Fall is a season of change, and that should go for what you’re eating, too. If you’re tired of the same old same old when it comes to cooking, it’s time to mix it up with this pair of recipes from Milk Street: Cookish, written by author and TV personality Christopher Kimball.
Who said salads have to be boring? This recipe pairs peppery arugula with a spicy jalapeño vinaigrette for a flavor-packed side dish, or light lunch or dinner.
Eton Mess is a traditional British dessert that, as its name suggests, is made by combining a handful of delicious ingredients into a bowl in a somewhat messy fashion. It might not look sophisticated, but it sure tastes like it.
Excerpted from MILK STREET: COOKISH. Copyright © 2020 by Christopher Kimball. Photographs by Connie Miller. Used with permission of Voracious, an imprint of Little, Brown and Company. New York, NY. All rights reserved.
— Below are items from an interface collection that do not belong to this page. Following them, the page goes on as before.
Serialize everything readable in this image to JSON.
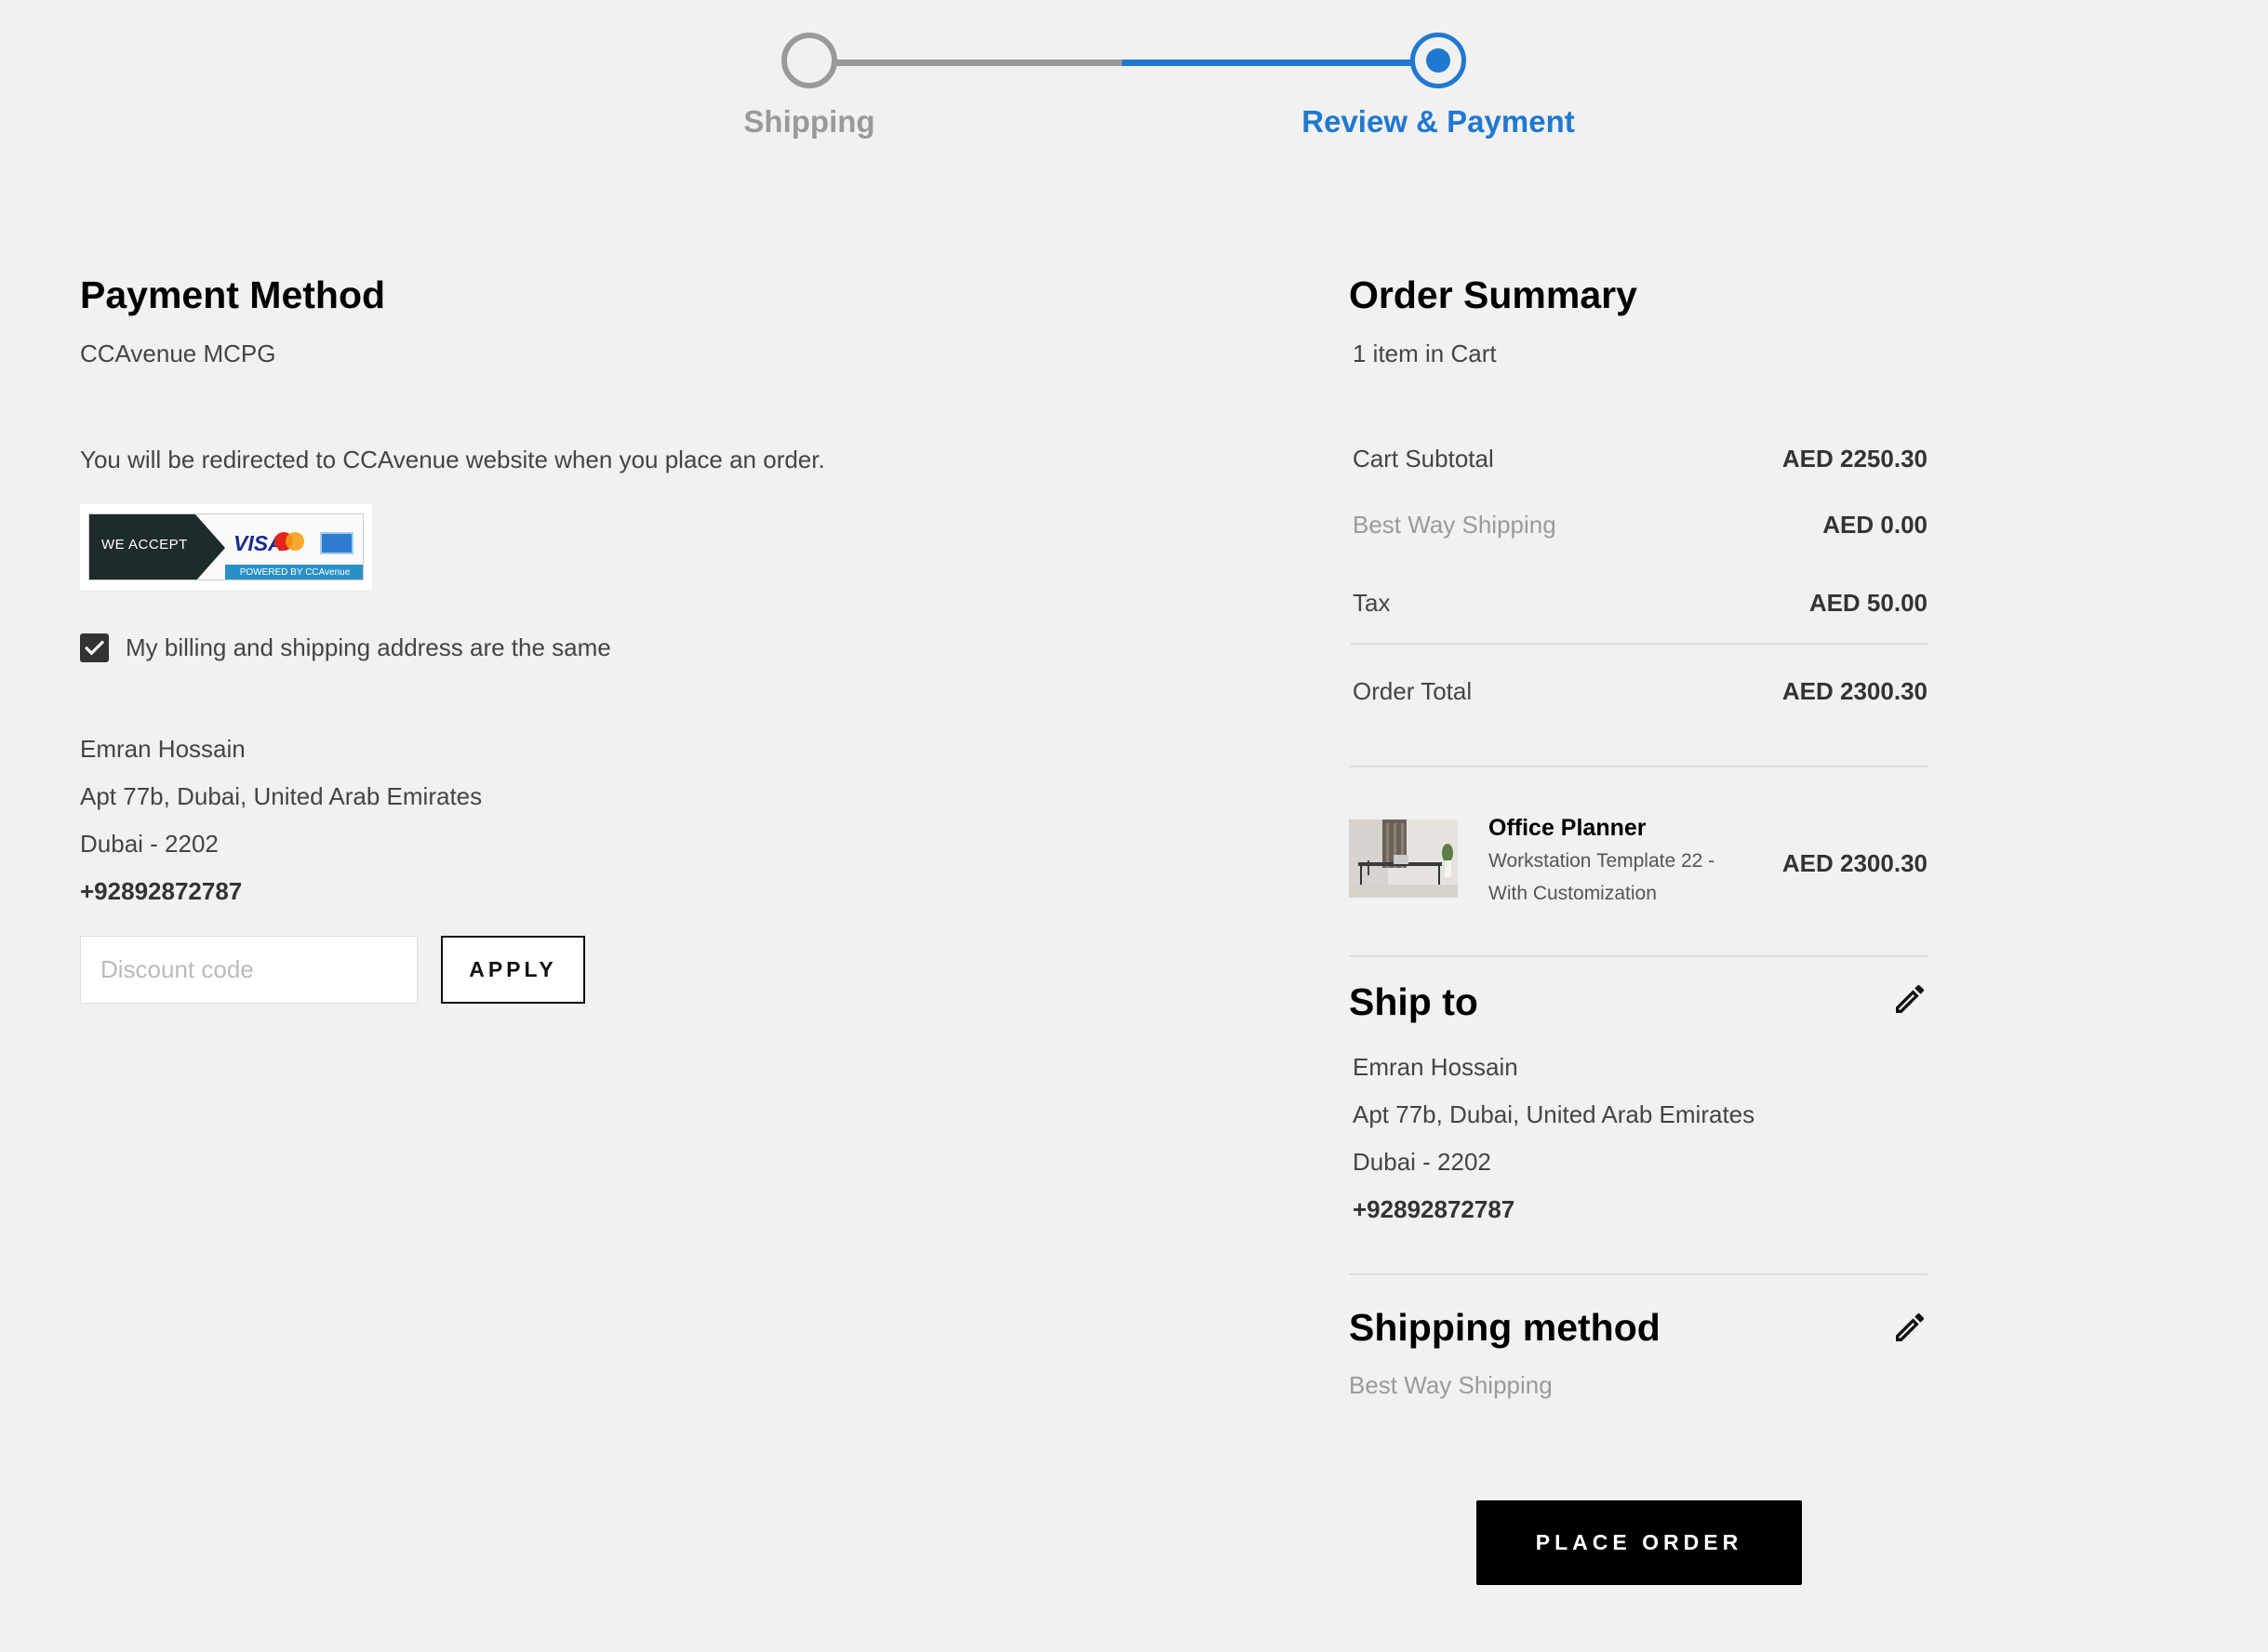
{
  "progress": {
    "steps": [
      {
        "label": "Shipping"
      },
      {
        "label": "Review & Payment"
      }
    ]
  },
  "payment": {
    "title": "Payment Method",
    "method": "CCAvenue MCPG",
    "redirect_note": "You will be redirected to CCAvenue website when you place an order.",
    "badge": {
      "we_accept": "WE ACCEPT",
      "visa": "VISA",
      "powered_by": "POWERED BY CCAvenue"
    },
    "same_address_label": "My billing and shipping address are the same",
    "same_address_checked": true,
    "billing": {
      "name": "Emran Hossain",
      "street": "Apt 77b, Dubai, United Arab Emirates",
      "city_zip": "Dubai - 2202",
      "phone": "+92892872787"
    },
    "discount_placeholder": "Discount code",
    "apply_label": "APPLY"
  },
  "summary": {
    "title": "Order Summary",
    "items_in_cart": "1 item in Cart",
    "rows": {
      "subtotal_label": "Cart Subtotal",
      "subtotal_value": "AED 2250.30",
      "shipping_label": "Best Way Shipping",
      "shipping_value": "AED 0.00",
      "tax_label": "Tax",
      "tax_value": "AED 50.00",
      "total_label": "Order Total",
      "total_value": "AED 2300.30"
    },
    "item": {
      "name": "Office Planner",
      "desc_line1": "Workstation Template 22 -",
      "desc_line2": "With Customization",
      "price": "AED 2300.30"
    },
    "ship_to": {
      "title": "Ship to",
      "name": "Emran Hossain",
      "street": "Apt 77b, Dubai, United Arab Emirates",
      "city_zip": "Dubai - 2202",
      "phone": "+92892872787"
    },
    "shipping_method": {
      "title": "Shipping method",
      "value": "Best Way Shipping"
    }
  },
  "place_order_label": "PLACE ORDER",
  "colors": {
    "accent": "#1f78d1",
    "background": "#f1f1f1",
    "button": "#000000"
  }
}
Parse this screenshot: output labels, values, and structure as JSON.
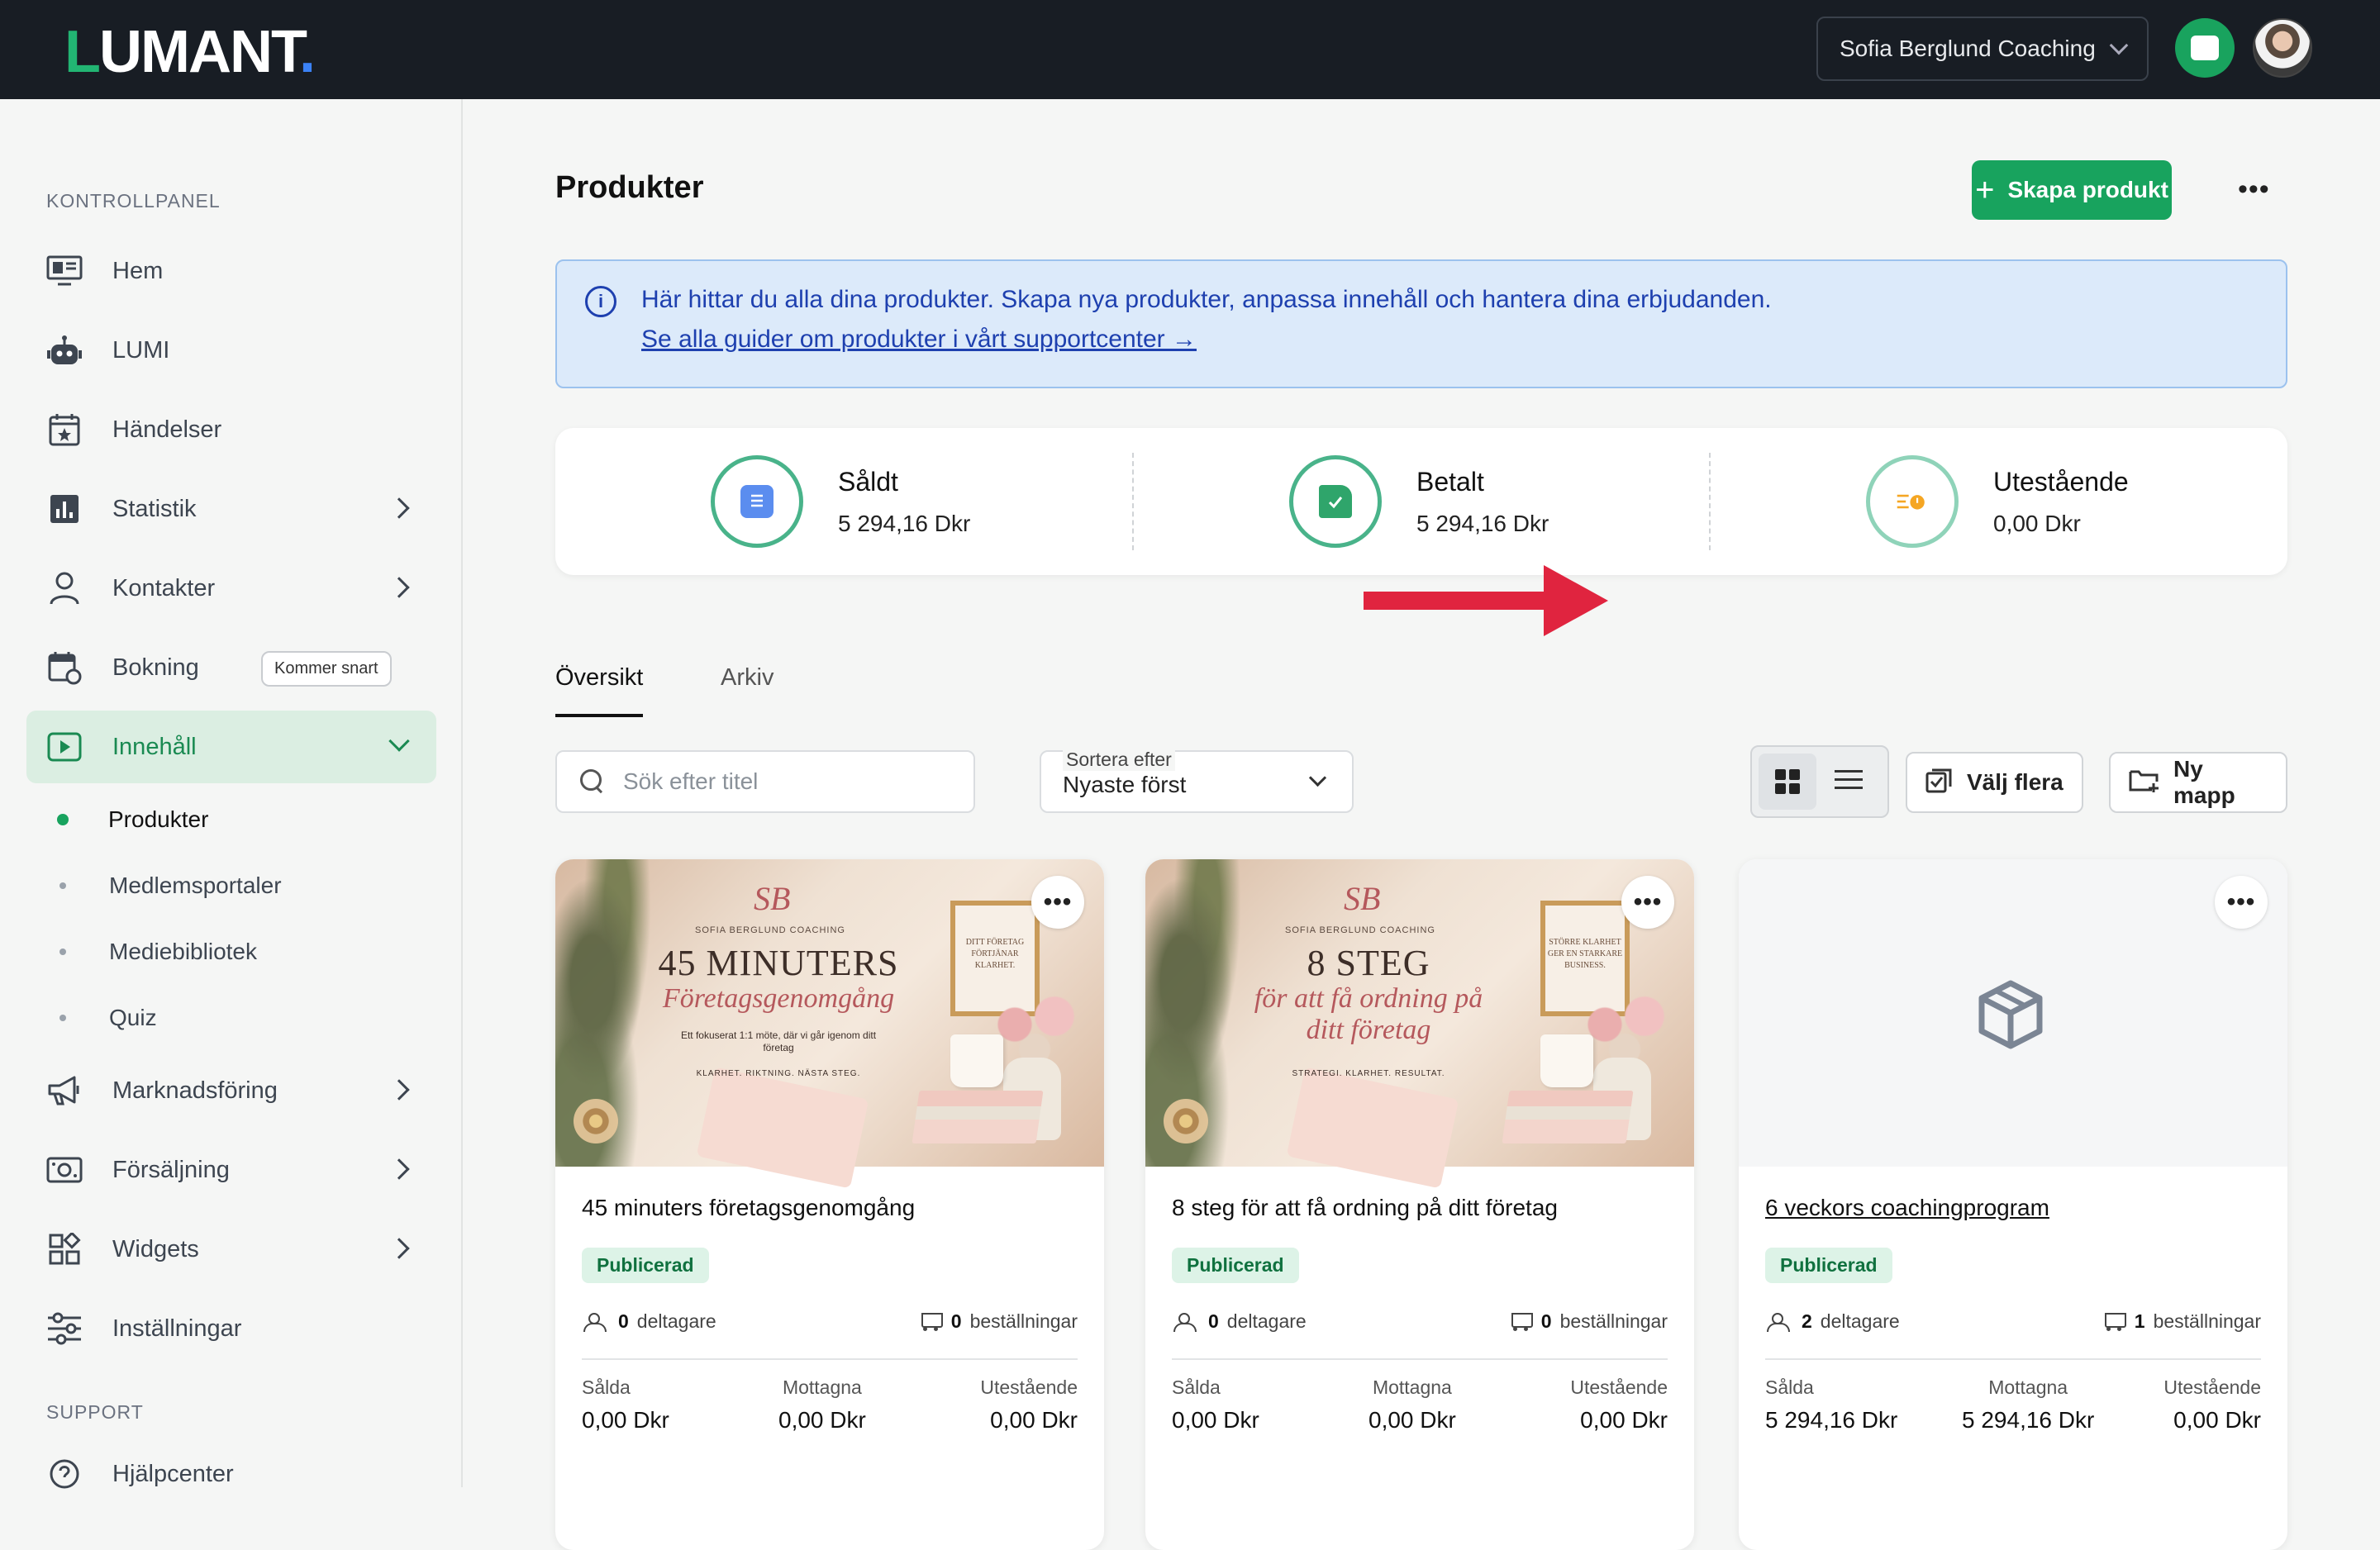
{
  "topbar": {
    "logo_main": "L",
    "logo_rest": "UMANT",
    "logo_dot": ".",
    "org_name": "Sofia Berglund Coaching",
    "chat_icon": "chat-bubble-icon",
    "avatar_icon": "user-avatar"
  },
  "sidebar": {
    "section_main": "KONTROLLPANEL",
    "section_support": "SUPPORT",
    "items": [
      {
        "label": "Hem",
        "icon": "monitor-icon"
      },
      {
        "label": "LUMI",
        "icon": "robot-icon"
      },
      {
        "label": "Händelser",
        "icon": "calendar-star-icon"
      },
      {
        "label": "Statistik",
        "icon": "bar-chart-icon"
      },
      {
        "label": "Kontakter",
        "icon": "person-icon"
      },
      {
        "label": "Bokning",
        "icon": "calendar-sync-icon",
        "badge": "Kommer snart"
      },
      {
        "label": "Innehåll",
        "icon": "play-icon"
      },
      {
        "label": "Marknadsföring",
        "icon": "megaphone-icon"
      },
      {
        "label": "Försäljning",
        "icon": "cash-icon"
      },
      {
        "label": "Widgets",
        "icon": "widgets-icon"
      },
      {
        "label": "Inställningar",
        "icon": "sliders-icon"
      },
      {
        "label": "Hjälpcenter",
        "icon": "help-icon"
      }
    ],
    "sub_items": [
      {
        "label": "Produkter"
      },
      {
        "label": "Medlemsportaler"
      },
      {
        "label": "Mediebibliotek"
      },
      {
        "label": "Quiz"
      }
    ]
  },
  "main": {
    "title": "Produkter",
    "create_label": "Skapa produkt",
    "more_label": "•••",
    "info": {
      "text": "Här hittar du alla dina produkter. Skapa nya produkter, anpassa innehåll och hantera dina erbjudanden.",
      "link": "Se alla guider om produkter i vårt supportcenter →"
    },
    "stats": [
      {
        "label": "Såldt",
        "value": "5 294,16 Dkr",
        "color": "#4a78e0"
      },
      {
        "label": "Betalt",
        "value": "5 294,16 Dkr",
        "color": "#2fa56b"
      },
      {
        "label": "Utestående",
        "value": "0,00 Dkr",
        "color": "#f5a623"
      }
    ],
    "tabs": [
      {
        "label": "Översikt"
      },
      {
        "label": "Arkiv"
      }
    ],
    "search_placeholder": "Sök efter titel",
    "sort": {
      "label": "Sortera efter",
      "value": "Nyaste först"
    },
    "toolbar": {
      "select_multiple": "Välj flera",
      "new_folder": "Ny mapp"
    },
    "cards": [
      {
        "title": "45 minuters företagsgenomgång",
        "status": "Publicerad",
        "participants_num": "0",
        "participants_label": "deltagare",
        "orders_num": "0",
        "orders_label": "beställningar",
        "sold_label": "Sålda",
        "sold": "0,00 Dkr",
        "received_label": "Mottagna",
        "received": "0,00 Dkr",
        "outstanding_label": "Utestående",
        "outstanding": "0,00 Dkr",
        "thumb": {
          "logo": "SB",
          "brand": "SOFIA BERGLUND COACHING",
          "main": "45 MINUTERS",
          "script": "Företagsgenomgång",
          "small": "Ett fokuserat 1:1 möte, där vi går igenom ditt företag",
          "tag": "KLARHET. RIKTNING. NÄSTA STEG.",
          "frame": "DITT FÖRETAG FÖRTJÄNAR KLARHET."
        }
      },
      {
        "title": "8 steg för att få ordning på ditt företag",
        "status": "Publicerad",
        "participants_num": "0",
        "participants_label": "deltagare",
        "orders_num": "0",
        "orders_label": "beställningar",
        "sold_label": "Sålda",
        "sold": "0,00 Dkr",
        "received_label": "Mottagna",
        "received": "0,00 Dkr",
        "outstanding_label": "Utestående",
        "outstanding": "0,00 Dkr",
        "thumb": {
          "logo": "SB",
          "brand": "SOFIA BERGLUND COACHING",
          "main": "8 STEG",
          "script": "för att få ordning på ditt företag",
          "small": "",
          "tag": "STRATEGI. KLARHET. RESULTAT.",
          "frame": "STÖRRE KLARHET GER EN STARKARE BUSINESS."
        }
      },
      {
        "title": "6 veckors coachingprogram",
        "status": "Publicerad",
        "participants_num": "2",
        "participants_label": "deltagare",
        "orders_num": "1",
        "orders_label": "beställningar",
        "sold_label": "Sålda",
        "sold": "5 294,16 Dkr",
        "received_label": "Mottagna",
        "received": "5 294,16 Dkr",
        "outstanding_label": "Utestående",
        "outstanding": "0,00 Dkr"
      }
    ]
  }
}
recipe by christopher kimball
photos by connie miller
written by christopher kimball
photos by connie miller
Nothing beats relaxing by the fire on a fall evening. A fireplace is a welcome addition to any room, whether you are entertaining guests or diving into a favorite novel.
However, your fireplace can cause problems if it’s not properly maintained. Read on to learn about each type of fireplace’s specific maintenance requirements.
Most important, no matter what kind of fireplace you have or want to add to your home, make sure you install both smoke and carbon monoxide detectors. Each is integral in keeping your household safe when using a fireplace.
This is the classic style many people picture when thinking about fireplaces. Wood burns in the fireplace’s firebox, while the smoke is directed up and outside through a chimney. In addition to the large amount of heat they produce, wood-burning fireplaces create a charming ambience that many people love. However, traditional wood-burning fireplaces come with some added costs, in particular the need for a steady stream of wood to burn.
Gas fireplaces are popular due to their minimal maintenance and the consistent heat they provide. This style of fireplace only requires you to push a button or flip a switch to start the fire or extinguish it, and most varieties use either artificial logs or stones for aesthetic purposes. Some gas fireplaces require a chimney or ventilation system, while others are completely ventless.
This style of fireplace is relatively low maintenance and simply plugs into an outlet to provide heat. A heating coil creates the heat, and an internal fan helps distribute the warmth into your home. Electric fireplaces create a fake flame to provide a traditional fireplace aesthetic; you can even turn on the flame without the heat to create a cozy ambience.
This modern fireplace uses liquid bioethanol fuel placed within burners inside the fireplace. The burners make it easy to adjust the temperature and turn the fireplace on and off. This is a popular style because of its simple installation and use of lightweight materials for hassle-free wall mounting.